Lakes licensed to utilities are protected for citizens. Know the facts.
A letter to the editor of the Orangeburg Times and Democrat, Lakes Asset is at Risk, prompts ECC to remind consumers about lakes as licensed utility assets.
The letter was from the Santee Cooper Counties Promotion Commission, saying that a sale of Santee Cooper to an investor owned utility (IOU) could endanger Lakes Marion and Moultrie. Santee Cooper is their licensee. The claim: Only Santee Cooper – with no free enterprise incentive, still run almost entirely by past managers – can appreciate these treasures.
The Promotion Commission claims Santee Cooper goes beyond FERC requirements.
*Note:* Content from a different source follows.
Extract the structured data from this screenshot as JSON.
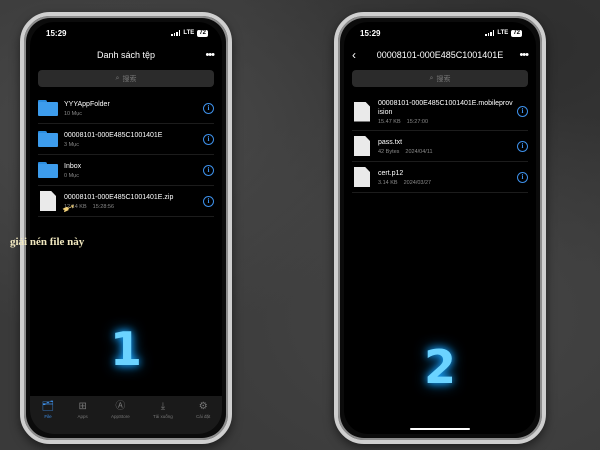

Well, Santee Cooper has not updated its lakes license since 2006. Meanwhile, in that time another Carolina IOU has relicensed an entire lake and river system complete with a comprehensive relicensing agreement signed by South Carolina agencies including the Department of Natural Resources and Department of Parks, Recreation and Tourism as well as local cities, towns and counties that share the lake and river resources.
Santee Cooper told the State of South Carolina in September 2018 that it has been, “Operating under annual license renewals since 2006.” It had a 50-year license starting in 1926, and a license that ran from 1979 – 2006. During that time from 2006 until now, at least one other Carolina utility has re-licensed entire river/lake/dam systems. Santee Cooper, on the other hand, told the State it has three license options for its lake operation: Renew it, surrender it, transfer it.
That seems like quite a difference.
Really, what happens when regulated lakes change hands?
The new lake licensee must follow the same rules as the old licensee. The Federal Energy Regulatory Commission (FERC), lake regulator, told Energy Consumers of the Carolinas, “To transfer a license, the licensee and designated transferee must jointly or severally file an application for approval with the Commission. When a transfer occurs, the new licensee must comply with the terms and conditions of the existing license.”
Utilities must file Shoreline Management Plans. Check how robust these SMPs are from Carolina IOUs.
IOU SMPs show:
- Continuity, stability.
- Exceptional planning and execution.
- FERC diligence in oversight.
IOUs operate with stringent oversight, more than Santee Cooper.
So the lakes are important, secure, protected by FERC, SC state agencies, and various laws. Among them: Federal Power Act, National Environmental Policy Act, Clean Water Act, Endangered Species Act, Fish and Wildlife Coordination Act, Fishery Conservation and Management Act.
As some organizations may say, however, “Facts Are Facts.” In the end, lakes are long-term, protected assets, not because of Santee Cooper, but due to the state and federal regulatory oversight that will continue to govern their care.
It is a good thing that there are regulations to protect lakes. In the end, lakes are long-term, protected assets.
Note: A possible change in lake licensees is not a new topic in this website. In July ECC published a blog, If Santee Cooper is Sold: What Happens to the Lakes?